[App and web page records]
┏━━
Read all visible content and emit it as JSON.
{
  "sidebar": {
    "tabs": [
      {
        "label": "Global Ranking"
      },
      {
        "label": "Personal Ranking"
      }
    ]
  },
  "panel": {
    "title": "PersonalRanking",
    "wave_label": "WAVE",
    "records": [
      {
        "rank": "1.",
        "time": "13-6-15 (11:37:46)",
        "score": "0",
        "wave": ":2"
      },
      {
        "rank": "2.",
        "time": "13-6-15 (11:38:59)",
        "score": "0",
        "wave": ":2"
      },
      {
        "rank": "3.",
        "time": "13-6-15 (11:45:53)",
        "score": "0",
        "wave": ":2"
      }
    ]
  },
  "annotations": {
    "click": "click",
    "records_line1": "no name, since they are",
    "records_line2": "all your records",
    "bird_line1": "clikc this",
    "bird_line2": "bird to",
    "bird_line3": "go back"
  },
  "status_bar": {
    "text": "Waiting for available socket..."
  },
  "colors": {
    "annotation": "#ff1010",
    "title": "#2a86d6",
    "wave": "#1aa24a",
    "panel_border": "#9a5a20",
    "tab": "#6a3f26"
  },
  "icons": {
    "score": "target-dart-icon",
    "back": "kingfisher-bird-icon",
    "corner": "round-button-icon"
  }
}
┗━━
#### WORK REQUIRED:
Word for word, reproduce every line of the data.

#### WRITTEN RESPONSE:
Read all visible content and emit it as JSON.
{
  "sidebar": {
    "tabs": [
      {
        "label": "Global Ranking"
      },
      {
        "label": "Personal Ranking"
      }
    ]
  },
  "panel": {
    "title": "PersonalRanking",
    "wave_label": "WAVE",
    "records": [
      {
        "rank": "1.",
        "time": "13-6-15 (11:37:46)",
        "score": "0",
        "wave": ":2"
      },
      {
        "rank": "2.",
        "time": "13-6-15 (11:38:59)",
        "score": "0",
        "wave": ":2"
      },
      {
        "rank": "3.",
        "time": "13-6-15 (11:45:53)",
        "score": "0",
        "wave": ":2"
      }
    ]
  },
  "annotations": {
    "click": "click",
    "records_line1": "no name, since they are",
    "records_line2": "all your records",
    "bird_line1": "clikc this",
    "bird_line2": "bird to",
    "bird_line3": "go back"
  },
  "status_bar": {
    "text": "Waiting for available socket..."
  },
  "colors": {
    "annotation": "#ff1010",
    "title": "#2a86d6",
    "wave": "#1aa24a",
    "panel_border": "#9a5a20",
    "tab": "#6a3f26"
  },
  "icons": {
    "score": "target-dart-icon",
    "back": "kingfisher-bird-icon",
    "corner": "round-button-icon"
  }
}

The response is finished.